Except: when we’ve forgotten, buried, or sublimated all that we’ve been running away from, how will we know when it is stil driving our biases?
I had a sense of foreboding when I picked “Subdivision” as my song from 2001 as I prepared for this campaign last month. I’d be posting it just 10 days after the election. I wondered how its message would play in a post-election America, the same country we lived in the day before the election but potentially seen through a new lens. What would it say about a world where Hillary Clinton won the election? What about a world where Donald Trump won? Would it be equally true in both?
Now we know the outcome, and I ask that you simply listen and take from it whatever message you hear.
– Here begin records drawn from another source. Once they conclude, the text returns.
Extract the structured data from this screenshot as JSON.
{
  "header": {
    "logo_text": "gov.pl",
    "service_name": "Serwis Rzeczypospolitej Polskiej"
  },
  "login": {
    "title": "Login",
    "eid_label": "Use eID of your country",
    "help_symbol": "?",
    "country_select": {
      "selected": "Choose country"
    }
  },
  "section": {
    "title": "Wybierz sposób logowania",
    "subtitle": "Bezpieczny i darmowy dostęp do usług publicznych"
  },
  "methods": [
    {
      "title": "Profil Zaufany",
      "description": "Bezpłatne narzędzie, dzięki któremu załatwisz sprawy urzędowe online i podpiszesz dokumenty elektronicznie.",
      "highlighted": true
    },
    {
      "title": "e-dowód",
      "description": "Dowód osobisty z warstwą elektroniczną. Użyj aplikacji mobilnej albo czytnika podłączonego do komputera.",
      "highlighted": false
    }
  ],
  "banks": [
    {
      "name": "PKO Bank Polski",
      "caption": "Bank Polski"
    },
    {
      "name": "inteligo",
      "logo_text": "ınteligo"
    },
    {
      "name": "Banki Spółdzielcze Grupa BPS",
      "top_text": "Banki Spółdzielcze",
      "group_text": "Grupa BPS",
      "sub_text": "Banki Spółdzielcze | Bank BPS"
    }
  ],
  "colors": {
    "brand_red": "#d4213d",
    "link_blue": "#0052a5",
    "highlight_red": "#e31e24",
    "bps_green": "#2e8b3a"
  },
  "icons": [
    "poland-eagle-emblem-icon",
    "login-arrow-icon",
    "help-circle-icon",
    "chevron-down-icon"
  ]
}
That first line will always stand out for me, but in this redefined world it is teaching me something different than it was a few weeks ago.
by Ani DiFranco
White people are so scared of black people
They bulldoze out to the country
And put up houses on little loop-dee-loop streets
And while america gets its heart cut right out of its chest
The Berlin wall still runs down main street
Separating east side from west
And nothing is stirring, not even a mouse
In the boarded-up stores and the broken-down houses
So they hang colorful banners off all the street lamps
Just to prove they got no manners
No mercy and no sense
And I’m wondering what it will take
For my city to rise
First we admit our mistakes
Then we open our eyes
The ghosts of old buildings are haunting parking lots
In the city of good neighbors that history forgot
I remember the first time I saw someone
Lying on the cold street
I thought: I can’t just walk past here
This can’t just be true
But I learned by example
To just keep moving my feet
It’s amazing the things that we all learn to do
So we’re led by denial like lambs to the slaughter
Serving empires of style and carbonated sugar water
And the old farm road’s a four-lane that leads to the mall
And our dreams are all guillotines waiting to fall
I’m wondering what it will take
For my country to rise
First we admit our mistakes
And then we open our eyes
Or nature succumbs to one last dumb decision
And America the beautiful
Is just one big subdivision